The company said earnings per share for the quarter rose 34%, beating analysts’ expectations and sending shares soaring 5% after the market closed. Microsoft is now trading at more than 30 times its estimated earnings for next year. It’s the highest price since the dot-com era and triple that of 2010.
Many things have changed since then. The company’s software is more established as Excel and Word continue to dominate business use. Nadella has been smarter at closing deals than his predecessor Steve Ballmer. Most importantly, Microsoft has entered the rapidly growing market for cloud service delivery. It does not break down Azure revenue. But he says quarterly sales grew 50%. That’s about 20 percentage points faster than Amazon is seeing on AWS, the most valuable part of your business.
Although analysts expect earnings growth to barely reach double digits in the next two years, the valuation of the company is reasonable, at least in relative terms. At 32 times the profit, it is about half the multiple it achieved during a short period of time at the turn of the millennium. It also trades at about a third of Amazon’s price-earnings multiple, and is extraordinarily conservative compared to Snowflake, the upstart. [upstart, en inglés] and technological deficit, valued at 70 times the income.

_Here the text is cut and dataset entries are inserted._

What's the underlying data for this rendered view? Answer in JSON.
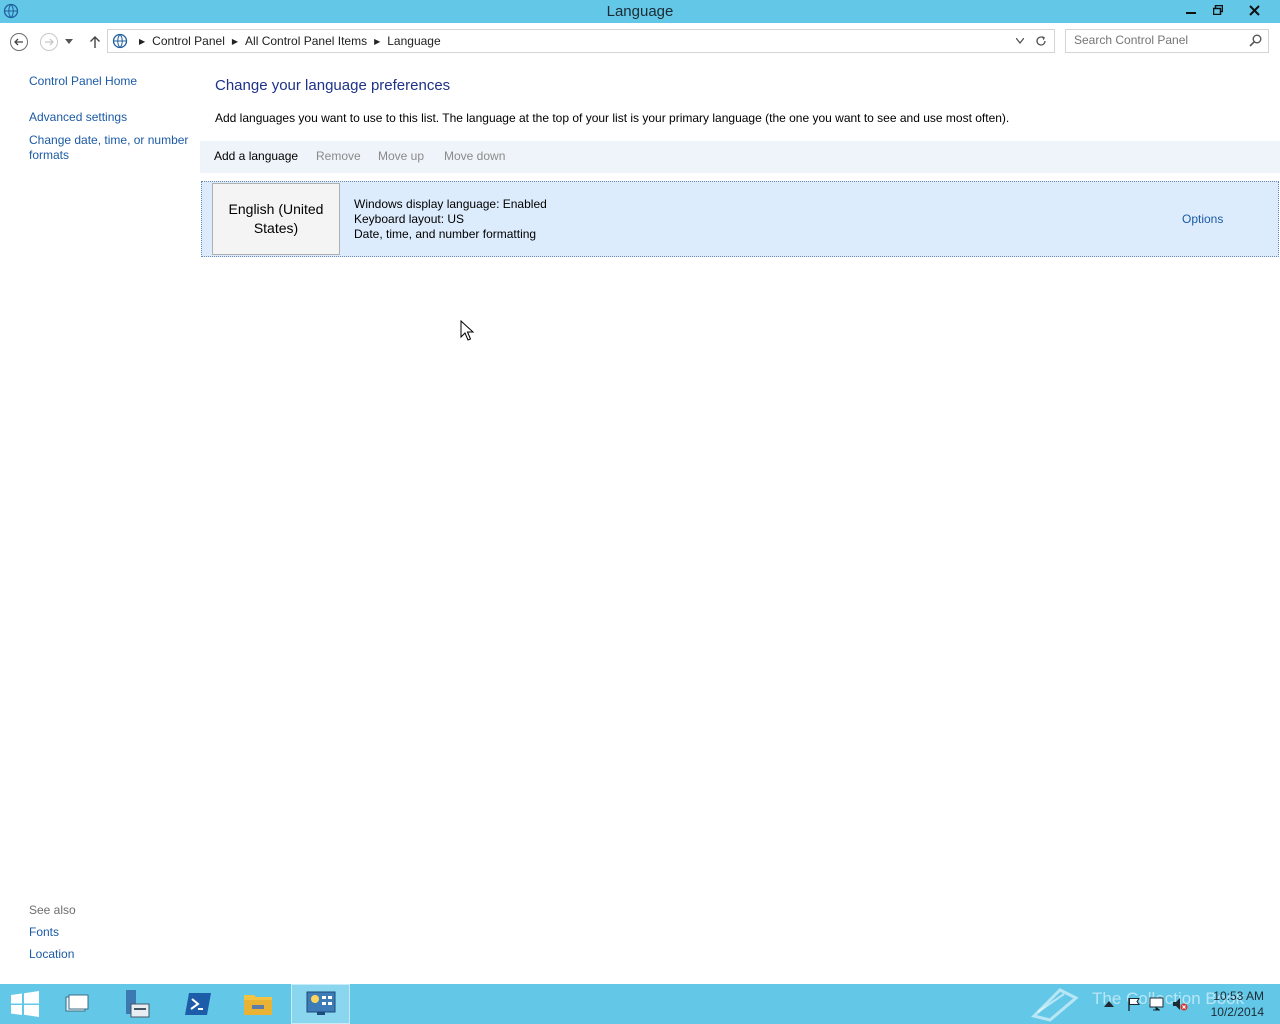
{
  "window": {
    "title": "Language"
  },
  "address_bar": {
    "crumbs": [
      "Control Panel",
      "All Control Panel Items",
      "Language"
    ]
  },
  "search": {
    "placeholder": "Search Control Panel"
  },
  "left_nav": {
    "home": "Control Panel Home",
    "links": [
      "Advanced settings",
      "Change date, time, or number formats"
    ],
    "see_also_header": "See also",
    "see_also": [
      "Fonts",
      "Location"
    ]
  },
  "main": {
    "title": "Change your language preferences",
    "description": "Add languages you want to use to this list. The language at the top of your list is your primary language (the one you want to see and use most often).",
    "toolbar": {
      "add": "Add a language",
      "remove": "Remove",
      "move_up": "Move up",
      "move_down": "Move down"
    },
    "languages": [
      {
        "name": "English (United States)",
        "details": [
          "Windows display language: Enabled",
          "Keyboard layout: US",
          "Date, time, and number formatting"
        ],
        "options_label": "Options"
      }
    ]
  },
  "taskbar": {
    "clock_time": "10:53 AM",
    "clock_date": "10/2/2014",
    "watermark": "The Collection Book"
  },
  "colors": {
    "accent": "#63c8e8",
    "link": "#1b5aa5",
    "heading": "#1e3287",
    "selected_row": "#ddecfd"
  }
}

However, relative valuations are not necessarily accurate, so let’s do a realistic analysis here. Two decades ago, Microsoft’s profits were growing at a double-digit rate. Still, although earnings doubled over the next decade, the pace of their growth slowed, and the multiple paid by investors contracted to about 10 times the estimated earnings. The shares lost nearly half their value as a result. Although Microsoft’s earnings are gathering steam, history shows that it is dangerous to assume that growth can continue at the current rate. And it’s even more reckless to think that current champagne-fueled valuations will hold up.